I can’t believe this happened! I’m usually so organised, especially when it comes to pens. And when writing with a fountain pen, there’s a little more to consider like having spare ink cartridges. There’s nothing more frustrating than running out of ink when writing, more so when I’m in the flow.

So I couldn’t believe it when I went to change my ink cartridge, to find that the spare was indeed used, empty! I can see the funny side to all of this. And as much as it pained me, I switched over and used another pen – not the look I like in my journal, but it really doesn’t matter. Now, I do have a fresh ink cartridge in my handbag, ready to go.

 

Lilliana

Art Classes with Bubs

As a new mum, there’s a lot to juggled. Maybe I don’t need to be going along to art class, I’m not sure I’ve got the time or if I can really afford it. But then my soul needs nourishment, and for me it’s natural to go along to art class with bubs. Can’t start them too young! So far bubs has been exposed to university, art classes, Pilates, and a creativity writing workshop I presented. His education is about to continue with an upcoming conference I’m presenting at. There’s lots of variety for him to experience, even now, just by me simply living my life.
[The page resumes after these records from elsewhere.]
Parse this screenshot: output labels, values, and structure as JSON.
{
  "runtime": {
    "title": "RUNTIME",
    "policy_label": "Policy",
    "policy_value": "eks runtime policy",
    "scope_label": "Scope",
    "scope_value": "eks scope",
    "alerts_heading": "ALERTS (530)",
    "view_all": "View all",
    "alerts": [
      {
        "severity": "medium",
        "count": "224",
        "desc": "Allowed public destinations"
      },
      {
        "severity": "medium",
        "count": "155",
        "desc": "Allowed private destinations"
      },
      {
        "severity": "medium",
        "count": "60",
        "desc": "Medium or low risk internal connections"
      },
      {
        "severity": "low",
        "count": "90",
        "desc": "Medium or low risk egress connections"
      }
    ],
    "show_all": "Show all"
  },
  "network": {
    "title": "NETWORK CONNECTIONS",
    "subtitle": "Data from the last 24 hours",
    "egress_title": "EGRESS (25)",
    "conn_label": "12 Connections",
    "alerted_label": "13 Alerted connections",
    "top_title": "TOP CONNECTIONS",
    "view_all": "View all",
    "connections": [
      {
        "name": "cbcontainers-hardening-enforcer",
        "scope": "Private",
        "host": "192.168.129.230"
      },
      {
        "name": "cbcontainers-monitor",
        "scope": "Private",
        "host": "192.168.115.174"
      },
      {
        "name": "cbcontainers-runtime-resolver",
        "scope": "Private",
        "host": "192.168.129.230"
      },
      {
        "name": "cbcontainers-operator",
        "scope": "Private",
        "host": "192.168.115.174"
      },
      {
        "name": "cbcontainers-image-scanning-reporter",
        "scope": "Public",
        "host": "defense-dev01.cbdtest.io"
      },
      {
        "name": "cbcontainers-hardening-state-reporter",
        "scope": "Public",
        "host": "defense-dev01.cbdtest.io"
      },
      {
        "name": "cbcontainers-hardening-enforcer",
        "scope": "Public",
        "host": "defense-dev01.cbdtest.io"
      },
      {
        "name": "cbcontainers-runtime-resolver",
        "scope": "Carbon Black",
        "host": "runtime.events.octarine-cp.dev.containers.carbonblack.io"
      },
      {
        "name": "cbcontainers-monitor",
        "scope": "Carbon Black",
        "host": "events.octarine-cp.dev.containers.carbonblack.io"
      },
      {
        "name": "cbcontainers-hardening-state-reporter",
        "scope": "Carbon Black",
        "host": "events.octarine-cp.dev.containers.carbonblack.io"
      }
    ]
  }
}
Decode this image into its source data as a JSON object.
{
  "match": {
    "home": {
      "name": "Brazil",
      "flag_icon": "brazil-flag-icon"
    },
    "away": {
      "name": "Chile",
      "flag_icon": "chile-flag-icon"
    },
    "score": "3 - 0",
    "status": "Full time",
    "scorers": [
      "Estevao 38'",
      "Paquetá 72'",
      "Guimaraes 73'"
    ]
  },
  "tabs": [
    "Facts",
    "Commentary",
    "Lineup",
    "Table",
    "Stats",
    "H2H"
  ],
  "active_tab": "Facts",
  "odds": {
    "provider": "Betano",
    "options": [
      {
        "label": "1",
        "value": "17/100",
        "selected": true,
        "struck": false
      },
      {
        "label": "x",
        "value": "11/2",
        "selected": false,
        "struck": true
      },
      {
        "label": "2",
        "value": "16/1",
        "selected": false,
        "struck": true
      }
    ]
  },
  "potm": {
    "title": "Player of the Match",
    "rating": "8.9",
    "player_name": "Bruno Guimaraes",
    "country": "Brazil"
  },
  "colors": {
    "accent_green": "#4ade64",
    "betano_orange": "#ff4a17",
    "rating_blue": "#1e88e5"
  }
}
During art class, Bub is in the sling, resting on my chest as I paint. He’s content. The other ladies in the class are amused, nothing like a little baby energy in the room to help with the creativity! Instead of a tea break half-way through the class, for me there’s a bottle break. I can use the time to chill, and also reflect what direction I want to take my painting (which I’m having to go to plan B because I’ve stuffed up! And Bubs has been such an angel I can’t even blame him. Completely my lesson to learn here!). I’m very grateful for Splashout to help accommodate by letting me come along with bubs.

my art in need of fixing

By going along to art class, I’m reminded that my mum did something similar. She had her baby daughters in the wicker bassinets, under the table, while she did her china painting. It’s what the women in our family do. It’s a tradition. And I’m glad to be continuing it. The quiet things you’ve learnt from mum, which you then pass down to your child; an unexpected bonus, which also helps keep my memory of mum alive.

Lilliana